Probiotics, which encourage good bacteria to take up residence in the digestive system, may discourage the development of allergies, said Dr. Leonard Bielory, an allergist and immunologist now at the Center for Environmental Prediction at Rutgers University in New Jersey. Bielory was the primary investigator in a meta-analysis that suggested children may not be as allergic "if they have probiotics introduced into the diet or the mother's diet while pregnant."
Doctors are of one mind when it comes to pregnant women avoiding unpasteurized milk products, deli meats, raw fish and raw meats, which can lead to infections that could permanently affect the development of the unborn baby "and in some cases can be life-threatening," said Dr. Ari Brown, a pediatrician in Austin, Texas, and co-author of "Baby 411."
Beyond that, doctors tend to be more selective. Leo, for example, asks pregnant mothers who have a child with a documented food allergy "to avoid peanuts and tree nuts during the last trimester of pregnancy and during nursing if it's feasible. The data is still variable on this, but I feel this is a reasonable precaution for now in light of current studies."
Bielory said there are well-done studies coming down on both sides of whether early exposure to peanuts protects against allergies or makes children more vulnerable.

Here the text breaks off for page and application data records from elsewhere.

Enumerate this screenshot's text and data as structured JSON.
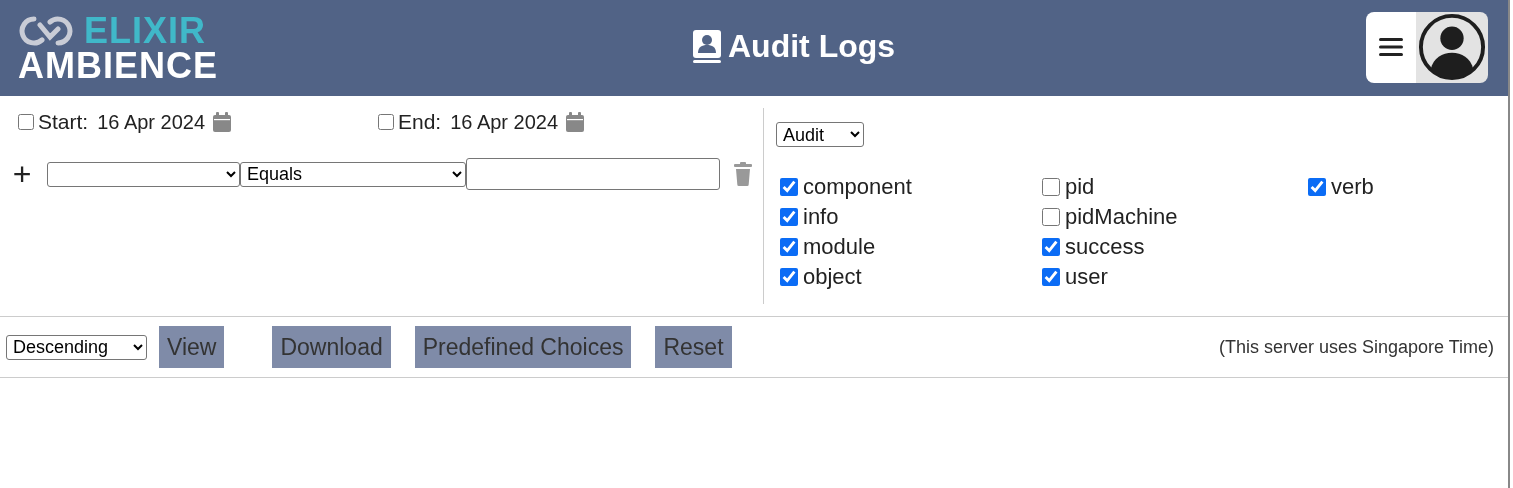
{
  "header": {
    "logo": {
      "top": "ELIXIR",
      "bottom": "AMBIENCE"
    },
    "title": "Audit Logs"
  },
  "dates": [
    {
      "label": "Start:",
      "value": "16 Apr 2024",
      "checked": false
    },
    {
      "label": "End:",
      "value": "16 Apr 2024",
      "checked": false
    }
  ],
  "filter": {
    "add": "+",
    "operator": "Equals"
  },
  "log_type": "Audit",
  "columns": [
    {
      "label": "component",
      "checked": true
    },
    {
      "label": "info",
      "checked": true
    },
    {
      "label": "module",
      "checked": true
    },
    {
      "label": "object",
      "checked": true
    },
    {
      "label": "pid",
      "checked": false
    },
    {
      "label": "pidMachine",
      "checked": false
    },
    {
      "label": "success",
      "checked": true
    },
    {
      "label": "user",
      "checked": true
    },
    {
      "label": "verb",
      "checked": true
    }
  ],
  "sort": "Descending",
  "buttons": [
    "View",
    "Download",
    "Predefined Choices",
    "Reset"
  ],
  "timezone_note": "(This server uses Singapore Time)"
}
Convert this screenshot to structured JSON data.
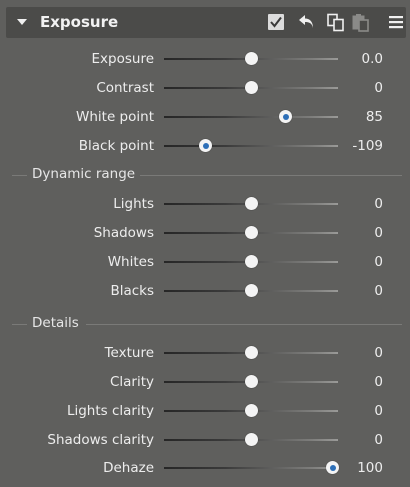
{
  "header": {
    "title": "Exposure",
    "icons": [
      "collapse-arrow",
      "enable-checkbox",
      "reset-icon",
      "copy-icon",
      "paste-icon",
      "menu-icon"
    ]
  },
  "colors": {
    "panel_bg": "#5f5f5d",
    "header_bg": "#4b4b49",
    "accent": "#2d6fb8"
  },
  "main_sliders": [
    {
      "label": "Exposure",
      "value": "0.0",
      "level": 0.5
    },
    {
      "label": "Contrast",
      "value": "0",
      "level": 0.5
    },
    {
      "label": "White point",
      "value": "85",
      "level": 0.7,
      "accent": true
    },
    {
      "label": "Black point",
      "value": "-109",
      "level": 0.24,
      "accent": true
    }
  ],
  "dynamic_range": {
    "title": "Dynamic range",
    "sliders": [
      {
        "label": "Lights",
        "value": "0",
        "level": 0.5
      },
      {
        "label": "Shadows",
        "value": "0",
        "level": 0.5
      },
      {
        "label": "Whites",
        "value": "0",
        "level": 0.5
      },
      {
        "label": "Blacks",
        "value": "0",
        "level": 0.5
      }
    ]
  },
  "details": {
    "title": "Details",
    "sliders": [
      {
        "label": "Texture",
        "value": "0",
        "level": 0.5
      },
      {
        "label": "Clarity",
        "value": "0",
        "level": 0.5
      },
      {
        "label": "Lights clarity",
        "value": "0",
        "level": 0.5
      },
      {
        "label": "Shadows clarity",
        "value": "0",
        "level": 0.5
      },
      {
        "label": "Dehaze",
        "value": "100",
        "level": 0.97,
        "accent": true
      }
    ]
  }
}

He cited a recent study that showed in Israel, where "there's a lot of peanut-based products introduced early in childhood, they have a lower prevalence of peanut allergy, where as in the U.K., where they did adopt a ban on ingestion of peanut-based products in infants and children, there was interestingly a higher prevalence of peanut-associated allergic responses."
"It is hard to know what is right or if there is any definitive influence," Sicherer said.
He added he's had mothers say they ate lots of peanuts and thought it caused their child's allergies, while other mothers who avoided peanuts are stumped as to why their child is allergic to peanuts.
"I think that we, unfortunately, have to say we do not yet know a certain answer," he said
Most of all, Sicherer said he doesn't want his study to make mothers feel guilty about their past eating decisions.
"Our study says we need to look more carefully," he said, "but we are not prepared to change public health recommendations."